"Everything about today’s modern world of CGI is focused on realism, but oddly, in such cinematic experiences we are trying to experience the realism of things that are entirely unreal," he said. "I am not saying that this is necessarily wrong, but in my mind, there is something entirely different about (a) suspending one's disbelief and accepting the rudimentary, rough effects of old movies and letting one's imagination take over and (b) sitting down to watch a film with special effects made by filmmakers who want everything impossible to look entirely possible."
Nathan Wirth says he was influenced by his love of sci-fi and fantasy novels, including C. S. Lewis’ "Narnia" books, Frank Herbert’s "Dune," and, of course, Tolkien's "The Hobbit" and "The Lord of the Rings," to which this shot of Gollum is a nod.
"All of these books, TV shows, comics and films required my willingness to yield to the impossibility of such things and imagine along with their creators," Wirth says on his Behance site for the "Imaginations" series. "And it was the necessity that I had to imagine, that I had to accept, that I had to set aside the unbelievable -- and even at times the ridiculous -- which I found so appealing."
This shot of Batman definitely evokes some of that mid-century aesthetic Nathan Wirth mentioned, even though the figure is of the more recent Dark Knight, rather than the one portrayed by Adam West in the TV series.
"Everything I do is digital," Wirth says of process, "but I tend to work from a film-like perspective, trying to honor the tones of classic black and white film photography whenever possible -- and mostly relying on a digital darkroom to burn, dodge and tweak contrasts."
"I would explain the actual process I used, but it is so simple and basic there is really no real need," Nathan Wirth said. "I’ll just say that I used some of my long-exposure images of seascapes and landscapes and, via Google searches, found and then inserted the characters (most found in stills from films) into those 'scapes."
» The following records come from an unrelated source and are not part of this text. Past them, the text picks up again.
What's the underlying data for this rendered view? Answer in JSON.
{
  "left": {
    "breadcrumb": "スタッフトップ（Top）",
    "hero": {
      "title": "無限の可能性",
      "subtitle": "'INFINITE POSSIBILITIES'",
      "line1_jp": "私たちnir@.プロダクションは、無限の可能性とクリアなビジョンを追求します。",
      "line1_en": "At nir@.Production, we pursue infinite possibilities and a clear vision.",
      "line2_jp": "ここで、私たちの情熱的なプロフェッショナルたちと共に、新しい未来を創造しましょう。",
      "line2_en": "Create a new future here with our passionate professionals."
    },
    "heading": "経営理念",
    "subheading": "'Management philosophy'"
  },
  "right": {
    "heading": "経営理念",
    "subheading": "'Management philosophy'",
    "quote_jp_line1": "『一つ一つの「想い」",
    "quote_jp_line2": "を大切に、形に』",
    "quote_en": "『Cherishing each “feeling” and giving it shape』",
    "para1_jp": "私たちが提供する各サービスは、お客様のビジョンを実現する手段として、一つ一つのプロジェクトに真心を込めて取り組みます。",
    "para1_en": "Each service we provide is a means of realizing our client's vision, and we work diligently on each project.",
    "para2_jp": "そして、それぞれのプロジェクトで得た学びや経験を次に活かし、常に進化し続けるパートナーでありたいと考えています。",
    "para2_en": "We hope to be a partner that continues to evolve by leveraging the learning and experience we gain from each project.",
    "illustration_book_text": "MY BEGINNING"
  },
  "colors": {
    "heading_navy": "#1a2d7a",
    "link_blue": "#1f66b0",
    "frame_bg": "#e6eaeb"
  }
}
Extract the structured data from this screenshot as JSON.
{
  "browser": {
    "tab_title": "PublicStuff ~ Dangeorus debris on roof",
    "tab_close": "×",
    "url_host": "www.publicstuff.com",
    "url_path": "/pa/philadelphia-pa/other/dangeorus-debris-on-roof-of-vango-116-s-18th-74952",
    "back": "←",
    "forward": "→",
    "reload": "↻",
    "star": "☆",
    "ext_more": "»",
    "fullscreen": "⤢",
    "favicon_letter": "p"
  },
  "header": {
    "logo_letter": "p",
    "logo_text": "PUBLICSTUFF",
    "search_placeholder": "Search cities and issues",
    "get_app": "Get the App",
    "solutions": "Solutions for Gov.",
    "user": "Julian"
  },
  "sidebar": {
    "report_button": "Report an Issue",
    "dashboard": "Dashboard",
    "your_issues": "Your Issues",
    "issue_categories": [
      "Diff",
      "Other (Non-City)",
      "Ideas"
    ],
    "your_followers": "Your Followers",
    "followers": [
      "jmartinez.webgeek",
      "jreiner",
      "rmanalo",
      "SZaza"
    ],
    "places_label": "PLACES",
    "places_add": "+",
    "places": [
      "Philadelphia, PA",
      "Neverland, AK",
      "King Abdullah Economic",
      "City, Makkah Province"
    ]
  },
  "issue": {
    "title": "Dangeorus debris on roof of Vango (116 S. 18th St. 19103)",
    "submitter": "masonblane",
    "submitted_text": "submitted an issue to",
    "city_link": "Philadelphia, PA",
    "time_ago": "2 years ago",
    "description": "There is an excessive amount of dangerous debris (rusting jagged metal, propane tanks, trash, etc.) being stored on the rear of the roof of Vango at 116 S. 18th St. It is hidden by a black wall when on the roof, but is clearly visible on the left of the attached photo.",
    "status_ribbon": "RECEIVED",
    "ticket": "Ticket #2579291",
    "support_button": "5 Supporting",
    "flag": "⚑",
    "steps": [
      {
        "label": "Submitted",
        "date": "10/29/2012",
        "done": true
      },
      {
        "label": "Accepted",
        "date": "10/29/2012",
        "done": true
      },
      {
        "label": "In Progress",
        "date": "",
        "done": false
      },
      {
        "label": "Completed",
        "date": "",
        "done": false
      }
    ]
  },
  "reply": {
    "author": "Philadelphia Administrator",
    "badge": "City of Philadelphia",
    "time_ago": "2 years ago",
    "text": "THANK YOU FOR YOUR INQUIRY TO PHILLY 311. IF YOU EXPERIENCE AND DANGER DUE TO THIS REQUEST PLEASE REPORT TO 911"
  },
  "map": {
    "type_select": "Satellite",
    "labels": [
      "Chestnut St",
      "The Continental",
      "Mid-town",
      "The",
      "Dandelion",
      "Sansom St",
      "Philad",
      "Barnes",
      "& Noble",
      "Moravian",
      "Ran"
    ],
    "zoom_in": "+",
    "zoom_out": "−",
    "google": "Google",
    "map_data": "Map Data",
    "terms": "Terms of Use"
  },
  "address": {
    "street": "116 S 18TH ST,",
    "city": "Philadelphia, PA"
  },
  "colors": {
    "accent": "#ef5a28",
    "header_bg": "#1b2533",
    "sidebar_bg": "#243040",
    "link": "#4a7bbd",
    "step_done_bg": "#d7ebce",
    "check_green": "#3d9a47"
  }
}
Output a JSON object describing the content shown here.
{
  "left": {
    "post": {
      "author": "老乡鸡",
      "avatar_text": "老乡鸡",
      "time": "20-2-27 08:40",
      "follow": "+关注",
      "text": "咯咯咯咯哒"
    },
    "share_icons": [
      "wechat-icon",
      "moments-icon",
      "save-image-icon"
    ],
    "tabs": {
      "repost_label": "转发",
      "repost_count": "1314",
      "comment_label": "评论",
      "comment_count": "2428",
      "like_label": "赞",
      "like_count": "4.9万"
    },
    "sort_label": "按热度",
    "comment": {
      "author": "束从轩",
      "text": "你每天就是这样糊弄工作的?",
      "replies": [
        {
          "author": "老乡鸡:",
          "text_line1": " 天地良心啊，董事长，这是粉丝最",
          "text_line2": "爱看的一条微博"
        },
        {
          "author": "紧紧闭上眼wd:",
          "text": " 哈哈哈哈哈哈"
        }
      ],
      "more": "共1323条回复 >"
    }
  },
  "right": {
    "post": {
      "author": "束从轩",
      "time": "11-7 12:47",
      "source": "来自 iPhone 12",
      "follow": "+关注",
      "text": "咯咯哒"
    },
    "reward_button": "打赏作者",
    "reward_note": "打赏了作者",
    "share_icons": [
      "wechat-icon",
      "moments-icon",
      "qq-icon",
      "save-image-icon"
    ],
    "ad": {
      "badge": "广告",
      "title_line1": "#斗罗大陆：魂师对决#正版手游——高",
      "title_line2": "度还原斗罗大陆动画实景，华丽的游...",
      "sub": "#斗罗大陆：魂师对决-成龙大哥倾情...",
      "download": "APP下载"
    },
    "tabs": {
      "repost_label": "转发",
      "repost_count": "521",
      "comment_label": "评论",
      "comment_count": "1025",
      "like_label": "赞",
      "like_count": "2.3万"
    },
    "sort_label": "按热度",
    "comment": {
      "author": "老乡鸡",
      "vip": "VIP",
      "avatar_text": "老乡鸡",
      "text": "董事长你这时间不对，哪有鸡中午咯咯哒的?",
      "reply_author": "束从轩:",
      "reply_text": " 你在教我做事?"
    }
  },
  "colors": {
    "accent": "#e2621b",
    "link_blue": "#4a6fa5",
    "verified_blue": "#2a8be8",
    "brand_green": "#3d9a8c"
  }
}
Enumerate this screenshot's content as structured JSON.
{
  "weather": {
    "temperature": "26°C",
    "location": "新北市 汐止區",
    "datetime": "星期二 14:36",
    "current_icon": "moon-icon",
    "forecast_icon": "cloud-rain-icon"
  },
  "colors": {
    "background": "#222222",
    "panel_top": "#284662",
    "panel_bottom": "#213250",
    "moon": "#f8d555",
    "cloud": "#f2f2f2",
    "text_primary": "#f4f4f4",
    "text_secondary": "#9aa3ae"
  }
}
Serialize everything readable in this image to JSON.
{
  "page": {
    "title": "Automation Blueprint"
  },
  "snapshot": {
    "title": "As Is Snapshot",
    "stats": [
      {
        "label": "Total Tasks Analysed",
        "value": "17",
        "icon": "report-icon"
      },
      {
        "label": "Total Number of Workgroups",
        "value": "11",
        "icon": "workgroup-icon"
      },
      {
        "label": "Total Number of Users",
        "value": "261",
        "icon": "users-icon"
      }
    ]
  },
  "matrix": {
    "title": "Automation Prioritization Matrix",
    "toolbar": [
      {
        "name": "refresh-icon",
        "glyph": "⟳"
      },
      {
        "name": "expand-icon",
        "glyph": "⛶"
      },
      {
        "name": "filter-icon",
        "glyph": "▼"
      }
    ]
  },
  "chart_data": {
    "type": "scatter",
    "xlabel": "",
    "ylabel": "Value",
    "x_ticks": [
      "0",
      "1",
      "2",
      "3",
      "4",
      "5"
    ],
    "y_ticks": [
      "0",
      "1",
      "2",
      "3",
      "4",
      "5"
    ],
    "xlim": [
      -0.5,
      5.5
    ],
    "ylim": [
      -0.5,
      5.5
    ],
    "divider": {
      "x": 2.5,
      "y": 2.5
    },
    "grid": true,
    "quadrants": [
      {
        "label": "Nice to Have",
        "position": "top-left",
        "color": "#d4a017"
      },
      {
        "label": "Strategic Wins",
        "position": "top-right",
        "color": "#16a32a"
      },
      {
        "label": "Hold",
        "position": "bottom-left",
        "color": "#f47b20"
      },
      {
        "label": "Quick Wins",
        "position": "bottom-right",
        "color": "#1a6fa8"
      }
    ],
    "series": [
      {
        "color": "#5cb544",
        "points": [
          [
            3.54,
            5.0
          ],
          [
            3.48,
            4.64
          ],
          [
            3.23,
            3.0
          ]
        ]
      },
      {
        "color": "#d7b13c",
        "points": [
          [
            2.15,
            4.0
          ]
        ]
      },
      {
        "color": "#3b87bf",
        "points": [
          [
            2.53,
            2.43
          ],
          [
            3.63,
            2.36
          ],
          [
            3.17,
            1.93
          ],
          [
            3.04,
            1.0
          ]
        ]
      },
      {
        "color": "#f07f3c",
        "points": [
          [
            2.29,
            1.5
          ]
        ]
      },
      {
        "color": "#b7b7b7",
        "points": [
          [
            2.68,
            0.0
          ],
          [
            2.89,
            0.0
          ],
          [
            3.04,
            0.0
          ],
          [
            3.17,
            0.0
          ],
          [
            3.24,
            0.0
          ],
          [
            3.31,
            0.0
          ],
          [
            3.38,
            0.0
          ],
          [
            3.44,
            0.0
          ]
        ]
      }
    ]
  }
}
Wirth says the Godzilla in this shot, called "Godzilla, A Reflection," is an homage to Toho Studios' Gojira, first released in 1954. He made the image as a gift for his mother-in-law.
Here, Nathan Wirth plants the Tardis from TV's "Dr. Who" at the end of a long pier. The Doctor better be careful when he steps out.
"I do make all of my own prints, but these particular images are not for sale, nor will they ever be entered into any contests," Wirth says, "because not all of the components are my original work (though everything but the characters is entirely my own work)."
He does give his images as gifts though. This one was made for his sister, "a true Whovian."
This image of Christopher Reeve as Superman from Richard Donner's 1978 film is a bit disorienting, as you can't determine if the Man of Steel is flying up, down or sideways.
"These images -- with their various characters, machines and creatures from the books, comics, and films that readily activated my imagination as a child -- are in no way meant to be realistic," Nathan Wirth says. "Intending to emulate the rudimentary special effects of films past, I had no desire to make these visually believable. I want viewers to embrace these images' flaws and open their imaginations to the simple, whimsical stories each one tells."
"The image with the Enterprise is simply a self-portrait I took at the Point Reyes National Seashore," Nathan Wirth says of this shot of the famous Star Trek ship. "I merely added the Enterprise to express a little whimsy and maybe even to poke a little fun at myself."
Wirth says he's currently represented by the Great Highway Gallery in San Francisco and will be doing a show this coming September, featuring a merging of his landscapes and seascapes with the poetry of Peter Weltner.